Stored data entries
———
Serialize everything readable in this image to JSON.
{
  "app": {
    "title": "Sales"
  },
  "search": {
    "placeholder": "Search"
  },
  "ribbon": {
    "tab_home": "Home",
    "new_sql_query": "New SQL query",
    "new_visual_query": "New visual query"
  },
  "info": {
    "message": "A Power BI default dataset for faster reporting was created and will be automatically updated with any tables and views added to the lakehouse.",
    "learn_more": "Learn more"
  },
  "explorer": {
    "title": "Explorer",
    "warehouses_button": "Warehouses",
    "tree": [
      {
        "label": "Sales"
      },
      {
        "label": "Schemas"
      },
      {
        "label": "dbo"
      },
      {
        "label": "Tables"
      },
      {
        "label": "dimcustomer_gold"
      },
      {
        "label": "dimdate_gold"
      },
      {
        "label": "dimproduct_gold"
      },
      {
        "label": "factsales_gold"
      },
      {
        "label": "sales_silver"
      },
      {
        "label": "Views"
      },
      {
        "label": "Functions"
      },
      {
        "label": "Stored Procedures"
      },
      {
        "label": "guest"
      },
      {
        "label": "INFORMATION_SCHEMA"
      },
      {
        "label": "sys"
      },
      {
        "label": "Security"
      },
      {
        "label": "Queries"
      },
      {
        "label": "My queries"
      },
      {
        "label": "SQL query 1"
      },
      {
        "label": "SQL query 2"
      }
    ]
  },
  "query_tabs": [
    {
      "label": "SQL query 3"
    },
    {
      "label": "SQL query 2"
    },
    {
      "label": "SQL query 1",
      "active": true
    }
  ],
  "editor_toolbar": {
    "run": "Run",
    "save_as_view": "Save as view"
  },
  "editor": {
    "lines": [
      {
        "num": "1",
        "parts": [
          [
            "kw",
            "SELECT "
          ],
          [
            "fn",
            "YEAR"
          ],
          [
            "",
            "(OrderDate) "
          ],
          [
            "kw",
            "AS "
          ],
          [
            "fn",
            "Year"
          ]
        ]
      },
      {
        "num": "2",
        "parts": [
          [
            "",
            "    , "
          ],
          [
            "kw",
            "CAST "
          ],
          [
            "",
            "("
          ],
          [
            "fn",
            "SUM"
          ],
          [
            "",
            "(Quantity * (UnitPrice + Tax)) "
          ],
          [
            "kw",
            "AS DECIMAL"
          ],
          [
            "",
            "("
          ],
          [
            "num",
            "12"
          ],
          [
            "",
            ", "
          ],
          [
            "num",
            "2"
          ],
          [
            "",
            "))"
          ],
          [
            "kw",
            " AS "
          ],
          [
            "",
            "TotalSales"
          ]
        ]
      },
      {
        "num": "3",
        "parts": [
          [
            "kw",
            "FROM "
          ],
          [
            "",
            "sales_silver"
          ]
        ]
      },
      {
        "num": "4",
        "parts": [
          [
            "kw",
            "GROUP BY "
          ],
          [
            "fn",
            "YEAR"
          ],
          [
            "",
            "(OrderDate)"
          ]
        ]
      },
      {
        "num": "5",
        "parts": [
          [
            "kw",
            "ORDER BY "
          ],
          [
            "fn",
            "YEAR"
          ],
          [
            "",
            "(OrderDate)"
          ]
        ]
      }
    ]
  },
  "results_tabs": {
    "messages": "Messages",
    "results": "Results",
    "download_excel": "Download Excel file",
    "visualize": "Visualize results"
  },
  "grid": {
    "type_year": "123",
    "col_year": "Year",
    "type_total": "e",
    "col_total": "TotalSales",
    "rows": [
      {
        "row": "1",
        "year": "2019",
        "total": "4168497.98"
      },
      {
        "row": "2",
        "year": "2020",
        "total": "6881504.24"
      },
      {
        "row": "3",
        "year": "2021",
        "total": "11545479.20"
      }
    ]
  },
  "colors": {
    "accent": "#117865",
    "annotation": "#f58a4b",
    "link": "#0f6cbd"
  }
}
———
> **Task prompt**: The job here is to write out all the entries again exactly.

> **Task response**:
Serialize everything readable in this image to JSON.
{
  "app": {
    "title": "Sales"
  },
  "search": {
    "placeholder": "Search"
  },
  "ribbon": {
    "tab_home": "Home",
    "new_sql_query": "New SQL query",
    "new_visual_query": "New visual query"
  },
  "info": {
    "message": "A Power BI default dataset for faster reporting was created and will be automatically updated with any tables and views added to the lakehouse.",
    "learn_more": "Learn more"
  },
  "explorer": {
    "title": "Explorer",
    "warehouses_button": "Warehouses",
    "tree": [
      {
        "label": "Sales"
      },
      {
        "label": "Schemas"
      },
      {
        "label": "dbo"
      },
      {
        "label": "Tables"
      },
      {
        "label": "dimcustomer_gold"
      },
      {
        "label": "dimdate_gold"
      },
      {
        "label": "dimproduct_gold"
      },
      {
        "label": "factsales_gold"
      },
      {
        "label": "sales_silver"
      },
      {
        "label": "Views"
      },
      {
        "label": "Functions"
      },
      {
        "label": "Stored Procedures"
      },
      {
        "label": "guest"
      },
      {
        "label": "INFORMATION_SCHEMA"
      },
      {
        "label": "sys"
      },
      {
        "label": "Security"
      },
      {
        "label": "Queries"
      },
      {
        "label": "My queries"
      },
      {
        "label": "SQL query 1"
      },
      {
        "label": "SQL query 2"
      }
    ]
  },
  "query_tabs": [
    {
      "label": "SQL query 3"
    },
    {
      "label": "SQL query 2"
    },
    {
      "label": "SQL query 1",
      "active": true
    }
  ],
  "editor_toolbar": {
    "run": "Run",
    "save_as_view": "Save as view"
  },
  "editor": {
    "lines": [
      {
        "num": "1",
        "parts": [
          [
            "kw",
            "SELECT "
          ],
          [
            "fn",
            "YEAR"
          ],
          [
            "",
            "(OrderDate) "
          ],
          [
            "kw",
            "AS "
          ],
          [
            "fn",
            "Year"
          ]
        ]
      },
      {
        "num": "2",
        "parts": [
          [
            "",
            "    , "
          ],
          [
            "kw",
            "CAST "
          ],
          [
            "",
            "("
          ],
          [
            "fn",
            "SUM"
          ],
          [
            "",
            "(Quantity * (UnitPrice + Tax)) "
          ],
          [
            "kw",
            "AS DECIMAL"
          ],
          [
            "",
            "("
          ],
          [
            "num",
            "12"
          ],
          [
            "",
            ", "
          ],
          [
            "num",
            "2"
          ],
          [
            "",
            "))"
          ],
          [
            "kw",
            " AS "
          ],
          [
            "",
            "TotalSales"
          ]
        ]
      },
      {
        "num": "3",
        "parts": [
          [
            "kw",
            "FROM "
          ],
          [
            "",
            "sales_silver"
          ]
        ]
      },
      {
        "num": "4",
        "parts": [
          [
            "kw",
            "GROUP BY "
          ],
          [
            "fn",
            "YEAR"
          ],
          [
            "",
            "(OrderDate)"
          ]
        ]
      },
      {
        "num": "5",
        "parts": [
          [
            "kw",
            "ORDER BY "
          ],
          [
            "fn",
            "YEAR"
          ],
          [
            "",
            "(OrderDate)"
          ]
        ]
      }
    ]
  },
  "results_tabs": {
    "messages": "Messages",
    "results": "Results",
    "download_excel": "Download Excel file",
    "visualize": "Visualize results"
  },
  "grid": {
    "type_year": "123",
    "col_year": "Year",
    "type_total": "e",
    "col_total": "TotalSales",
    "rows": [
      {
        "row": "1",
        "year": "2019",
        "total": "4168497.98"
      },
      {
        "row": "2",
        "year": "2020",
        "total": "6881504.24"
      },
      {
        "row": "3",
        "year": "2021",
        "total": "11545479.20"
      }
    ]
  },
  "colors": {
    "accent": "#117865",
    "annotation": "#f58a4b",
    "link": "#0f6cbd"
  }
}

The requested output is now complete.